Want to think like a genius?
Take some of the 29 tips in the recent book by I. C. Robledo, The Secret Principles of Genius, who picked them up by studying the lives of great thinkers and doers, like Aristotle, DaVinci, Mozart, Tesla, Grace Hopper, Jackson Pollock, Prince (!), Einstein, Madame Curie, Buckminster Fuller, Steve Jobs et al.
We must adapt.
Over a century ago, the father of evolutionary biology, Charles Darwin wrote, “It is not the strongest of the species that survives, nor the most intelligent that survives. It is the one that is most adaptable to change.”
We’ve reached a stage in life where death is closer to us than it ever was – death of parents, friends, siblings, associates. When it happens, we are often given advice to obtain “closure,” defined as a sense of finality…
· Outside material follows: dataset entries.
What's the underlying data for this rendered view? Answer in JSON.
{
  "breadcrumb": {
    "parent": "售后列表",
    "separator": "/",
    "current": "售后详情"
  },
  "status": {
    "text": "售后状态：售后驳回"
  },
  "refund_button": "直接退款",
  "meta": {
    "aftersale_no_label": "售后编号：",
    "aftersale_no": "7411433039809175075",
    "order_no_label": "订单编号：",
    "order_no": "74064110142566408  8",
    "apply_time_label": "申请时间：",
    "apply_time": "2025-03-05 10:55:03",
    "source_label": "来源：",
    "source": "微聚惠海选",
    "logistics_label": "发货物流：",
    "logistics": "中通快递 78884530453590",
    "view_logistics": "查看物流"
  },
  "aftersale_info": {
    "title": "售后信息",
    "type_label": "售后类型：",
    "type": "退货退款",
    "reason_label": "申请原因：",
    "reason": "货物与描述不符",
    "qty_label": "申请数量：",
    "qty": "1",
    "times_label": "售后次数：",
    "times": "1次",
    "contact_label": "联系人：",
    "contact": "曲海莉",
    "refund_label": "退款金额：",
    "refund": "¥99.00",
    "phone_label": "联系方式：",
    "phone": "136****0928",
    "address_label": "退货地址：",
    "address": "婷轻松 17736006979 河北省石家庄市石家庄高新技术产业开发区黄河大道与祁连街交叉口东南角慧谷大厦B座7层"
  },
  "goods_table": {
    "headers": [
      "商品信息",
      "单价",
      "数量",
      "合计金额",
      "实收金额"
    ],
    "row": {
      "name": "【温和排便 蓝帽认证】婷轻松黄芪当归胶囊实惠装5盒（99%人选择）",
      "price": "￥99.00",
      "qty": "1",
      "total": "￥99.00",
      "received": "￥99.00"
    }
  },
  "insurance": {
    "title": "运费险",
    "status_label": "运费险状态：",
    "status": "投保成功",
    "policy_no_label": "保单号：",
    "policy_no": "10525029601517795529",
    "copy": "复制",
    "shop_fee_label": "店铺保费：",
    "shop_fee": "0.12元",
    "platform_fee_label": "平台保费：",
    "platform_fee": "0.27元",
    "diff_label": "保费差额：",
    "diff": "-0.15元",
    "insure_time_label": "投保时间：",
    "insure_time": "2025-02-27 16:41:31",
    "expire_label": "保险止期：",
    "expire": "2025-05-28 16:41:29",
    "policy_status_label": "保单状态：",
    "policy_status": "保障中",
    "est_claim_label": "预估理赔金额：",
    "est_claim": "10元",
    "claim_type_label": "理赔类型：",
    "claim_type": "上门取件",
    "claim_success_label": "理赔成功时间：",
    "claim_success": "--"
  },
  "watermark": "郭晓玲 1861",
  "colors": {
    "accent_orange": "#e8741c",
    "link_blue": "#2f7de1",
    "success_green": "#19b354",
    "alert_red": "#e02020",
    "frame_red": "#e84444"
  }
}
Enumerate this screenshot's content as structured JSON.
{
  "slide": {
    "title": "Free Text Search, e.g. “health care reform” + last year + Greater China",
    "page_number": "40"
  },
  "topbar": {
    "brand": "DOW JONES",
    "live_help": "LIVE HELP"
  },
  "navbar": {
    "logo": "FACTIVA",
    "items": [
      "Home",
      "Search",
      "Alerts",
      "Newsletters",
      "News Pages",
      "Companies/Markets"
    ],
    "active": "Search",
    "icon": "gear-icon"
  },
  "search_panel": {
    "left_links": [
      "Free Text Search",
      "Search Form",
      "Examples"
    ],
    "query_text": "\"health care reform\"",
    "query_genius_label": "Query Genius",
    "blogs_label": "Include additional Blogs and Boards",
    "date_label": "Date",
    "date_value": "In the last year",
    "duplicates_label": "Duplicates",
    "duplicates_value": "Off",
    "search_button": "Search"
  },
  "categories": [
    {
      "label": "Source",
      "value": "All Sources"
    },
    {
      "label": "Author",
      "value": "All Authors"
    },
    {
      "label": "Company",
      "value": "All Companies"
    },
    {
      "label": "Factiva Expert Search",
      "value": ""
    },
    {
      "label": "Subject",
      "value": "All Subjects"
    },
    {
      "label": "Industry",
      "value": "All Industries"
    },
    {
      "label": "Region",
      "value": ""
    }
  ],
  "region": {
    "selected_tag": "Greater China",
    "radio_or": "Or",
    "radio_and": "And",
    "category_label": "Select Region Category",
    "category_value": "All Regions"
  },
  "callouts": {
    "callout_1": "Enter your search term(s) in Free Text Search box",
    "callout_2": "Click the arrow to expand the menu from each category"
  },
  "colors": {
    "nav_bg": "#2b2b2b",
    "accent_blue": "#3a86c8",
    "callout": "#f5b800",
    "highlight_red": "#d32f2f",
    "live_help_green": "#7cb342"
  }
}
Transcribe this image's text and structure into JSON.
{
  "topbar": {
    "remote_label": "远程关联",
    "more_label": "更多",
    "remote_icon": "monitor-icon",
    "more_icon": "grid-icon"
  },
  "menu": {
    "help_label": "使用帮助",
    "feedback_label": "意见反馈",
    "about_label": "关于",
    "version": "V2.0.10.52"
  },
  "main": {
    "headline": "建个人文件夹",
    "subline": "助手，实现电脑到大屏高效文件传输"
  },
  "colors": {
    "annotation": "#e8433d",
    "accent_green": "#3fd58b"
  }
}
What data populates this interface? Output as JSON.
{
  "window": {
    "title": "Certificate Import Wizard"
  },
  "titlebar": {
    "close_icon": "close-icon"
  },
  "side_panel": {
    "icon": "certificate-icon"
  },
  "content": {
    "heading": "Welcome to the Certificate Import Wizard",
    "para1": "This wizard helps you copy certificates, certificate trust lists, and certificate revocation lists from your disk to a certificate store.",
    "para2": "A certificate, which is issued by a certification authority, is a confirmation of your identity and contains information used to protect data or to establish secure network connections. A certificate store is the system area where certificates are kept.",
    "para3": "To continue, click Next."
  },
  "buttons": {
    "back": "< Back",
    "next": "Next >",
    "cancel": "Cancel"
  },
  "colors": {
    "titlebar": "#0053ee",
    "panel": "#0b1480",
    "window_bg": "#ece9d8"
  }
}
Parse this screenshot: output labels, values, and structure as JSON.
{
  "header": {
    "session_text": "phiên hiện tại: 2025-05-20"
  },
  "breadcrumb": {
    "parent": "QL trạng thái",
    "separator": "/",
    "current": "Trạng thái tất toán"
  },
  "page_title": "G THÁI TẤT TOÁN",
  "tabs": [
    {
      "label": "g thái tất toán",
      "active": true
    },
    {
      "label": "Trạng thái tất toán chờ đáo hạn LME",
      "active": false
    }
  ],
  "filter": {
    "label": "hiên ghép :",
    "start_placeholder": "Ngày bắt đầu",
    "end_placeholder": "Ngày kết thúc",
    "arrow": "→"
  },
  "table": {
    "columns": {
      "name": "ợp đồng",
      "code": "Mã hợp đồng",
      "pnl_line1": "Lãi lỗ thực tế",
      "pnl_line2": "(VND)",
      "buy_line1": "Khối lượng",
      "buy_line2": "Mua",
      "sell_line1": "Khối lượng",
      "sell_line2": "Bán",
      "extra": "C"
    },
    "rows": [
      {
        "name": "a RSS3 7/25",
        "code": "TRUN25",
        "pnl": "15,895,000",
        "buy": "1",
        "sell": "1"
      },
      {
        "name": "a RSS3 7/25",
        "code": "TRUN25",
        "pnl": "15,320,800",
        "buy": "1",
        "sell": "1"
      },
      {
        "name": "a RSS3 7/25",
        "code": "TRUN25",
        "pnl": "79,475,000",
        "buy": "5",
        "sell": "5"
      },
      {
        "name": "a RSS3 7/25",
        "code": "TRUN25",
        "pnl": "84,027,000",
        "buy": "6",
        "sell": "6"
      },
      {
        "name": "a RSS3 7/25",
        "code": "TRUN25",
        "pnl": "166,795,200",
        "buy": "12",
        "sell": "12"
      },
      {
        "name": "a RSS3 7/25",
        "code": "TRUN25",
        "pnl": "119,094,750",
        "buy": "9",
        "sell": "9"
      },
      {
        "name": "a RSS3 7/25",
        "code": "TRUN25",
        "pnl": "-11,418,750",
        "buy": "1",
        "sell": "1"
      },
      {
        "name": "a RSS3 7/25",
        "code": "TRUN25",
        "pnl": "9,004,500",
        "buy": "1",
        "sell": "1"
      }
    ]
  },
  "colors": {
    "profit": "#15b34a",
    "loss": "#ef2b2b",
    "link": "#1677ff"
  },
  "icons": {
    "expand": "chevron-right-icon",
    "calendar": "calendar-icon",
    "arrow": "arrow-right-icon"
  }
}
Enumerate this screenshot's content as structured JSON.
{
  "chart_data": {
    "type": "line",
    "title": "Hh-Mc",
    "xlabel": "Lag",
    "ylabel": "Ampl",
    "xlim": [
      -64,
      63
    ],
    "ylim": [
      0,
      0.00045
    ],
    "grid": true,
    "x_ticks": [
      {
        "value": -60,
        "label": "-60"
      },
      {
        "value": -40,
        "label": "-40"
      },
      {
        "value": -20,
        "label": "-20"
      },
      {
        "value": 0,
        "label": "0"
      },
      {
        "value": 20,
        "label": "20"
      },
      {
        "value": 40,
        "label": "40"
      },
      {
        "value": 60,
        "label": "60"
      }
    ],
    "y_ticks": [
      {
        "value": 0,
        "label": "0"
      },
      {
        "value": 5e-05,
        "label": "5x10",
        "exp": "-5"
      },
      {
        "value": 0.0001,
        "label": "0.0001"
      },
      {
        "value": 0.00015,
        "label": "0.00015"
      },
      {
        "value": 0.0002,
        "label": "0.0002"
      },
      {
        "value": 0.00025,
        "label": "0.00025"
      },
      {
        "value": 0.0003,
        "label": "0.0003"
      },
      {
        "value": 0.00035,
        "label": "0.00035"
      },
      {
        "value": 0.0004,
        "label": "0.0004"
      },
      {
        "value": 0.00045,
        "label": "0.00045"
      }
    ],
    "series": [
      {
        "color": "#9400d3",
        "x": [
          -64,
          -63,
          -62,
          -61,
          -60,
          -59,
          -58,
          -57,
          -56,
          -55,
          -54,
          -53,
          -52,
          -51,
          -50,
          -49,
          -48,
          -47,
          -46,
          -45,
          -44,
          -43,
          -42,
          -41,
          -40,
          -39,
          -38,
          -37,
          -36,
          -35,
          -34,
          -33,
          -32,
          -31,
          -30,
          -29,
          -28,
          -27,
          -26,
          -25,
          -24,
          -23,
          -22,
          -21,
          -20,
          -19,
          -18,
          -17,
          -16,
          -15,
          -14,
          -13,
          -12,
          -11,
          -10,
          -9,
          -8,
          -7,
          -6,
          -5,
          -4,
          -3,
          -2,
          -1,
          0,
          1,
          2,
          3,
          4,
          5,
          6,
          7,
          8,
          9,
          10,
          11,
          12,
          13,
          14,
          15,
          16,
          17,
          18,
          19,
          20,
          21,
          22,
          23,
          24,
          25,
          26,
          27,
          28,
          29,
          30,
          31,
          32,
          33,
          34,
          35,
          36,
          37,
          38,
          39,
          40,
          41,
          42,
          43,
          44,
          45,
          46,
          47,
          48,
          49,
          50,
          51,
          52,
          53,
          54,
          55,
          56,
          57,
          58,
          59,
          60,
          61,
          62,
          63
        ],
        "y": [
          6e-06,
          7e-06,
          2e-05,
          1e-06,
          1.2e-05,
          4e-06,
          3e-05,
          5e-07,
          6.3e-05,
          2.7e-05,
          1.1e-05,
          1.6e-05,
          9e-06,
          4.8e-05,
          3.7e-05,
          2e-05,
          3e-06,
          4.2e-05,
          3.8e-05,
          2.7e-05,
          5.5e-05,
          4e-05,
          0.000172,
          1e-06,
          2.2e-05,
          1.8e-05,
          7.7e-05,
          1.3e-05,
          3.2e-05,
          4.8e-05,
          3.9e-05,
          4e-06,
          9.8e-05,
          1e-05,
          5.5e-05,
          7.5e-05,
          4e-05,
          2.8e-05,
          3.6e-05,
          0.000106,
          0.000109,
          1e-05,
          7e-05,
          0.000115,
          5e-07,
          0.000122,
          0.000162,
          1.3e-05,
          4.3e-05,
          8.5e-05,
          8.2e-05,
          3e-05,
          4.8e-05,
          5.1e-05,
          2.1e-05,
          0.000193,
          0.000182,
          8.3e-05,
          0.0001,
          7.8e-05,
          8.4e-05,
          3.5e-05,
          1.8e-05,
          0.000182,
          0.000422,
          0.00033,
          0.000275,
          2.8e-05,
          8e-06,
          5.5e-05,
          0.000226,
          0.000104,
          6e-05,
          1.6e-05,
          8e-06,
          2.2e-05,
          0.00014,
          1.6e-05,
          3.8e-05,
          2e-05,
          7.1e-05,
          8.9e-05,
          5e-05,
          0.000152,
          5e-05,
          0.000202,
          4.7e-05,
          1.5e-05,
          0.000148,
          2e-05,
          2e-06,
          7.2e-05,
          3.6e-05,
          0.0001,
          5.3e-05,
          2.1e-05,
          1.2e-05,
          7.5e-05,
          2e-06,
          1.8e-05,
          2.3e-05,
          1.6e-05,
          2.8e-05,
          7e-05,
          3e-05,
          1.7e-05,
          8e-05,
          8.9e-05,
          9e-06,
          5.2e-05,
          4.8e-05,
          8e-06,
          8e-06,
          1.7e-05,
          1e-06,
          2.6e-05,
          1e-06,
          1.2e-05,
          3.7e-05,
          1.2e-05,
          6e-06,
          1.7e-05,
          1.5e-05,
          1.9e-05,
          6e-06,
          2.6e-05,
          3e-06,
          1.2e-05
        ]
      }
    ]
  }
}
Softer than raw power, but still very important, influence plays a role in most of our communications with each other. Influence is a two-way street: we want to enhance ours and not be overly swayed by theirs.
We would all like to be creative. Perhaps it is not so hard.
“Curiosity about life in all its aspects, I think, is still the secret of great creative people,” noted the late Leo Burnett, outstanding advertising executive and founder of the firm that bears his name. If so, then by encouraging our own curiosity, we can become more creative.
Scott Adams, successful author and entrepreneur, is best known for his highly popular daily cartoon strip, Dilbert, chronicling the workplace ups and downs of this nicely nerdy engineer and his odd work fellows, which include a pointy-haired boss and colleagues who make an art of work-shirking.
In this holiday season, many people find themselves happier than usual, but some do not.
Their expectations are not met because the past seems better than the present. It’s good to be reminded how to get back on track, how to get happier.
Harry Hoover’s little book, GET GLAD, is indeed a “practical guide to a happier life.”
Over 50 and unmarried? You might be divorced, widowed, or perhaps never married. You likely at least have given marriage some serious thought. But… don’t most of them fail? Not so.
At a local meeting on health care financing, a lawyer neighbor of mine, “Sam,” offered a free half-hour consultation on estate planning at the large law firm on whose staff he serves.
Being hopelessly naïve, and forgetting the rule “there is no such thing as a free lunch,” I signed up, also thinking I’d be doing him a favor as he’d get a little credit from his colleagues for having gotten an enrollee.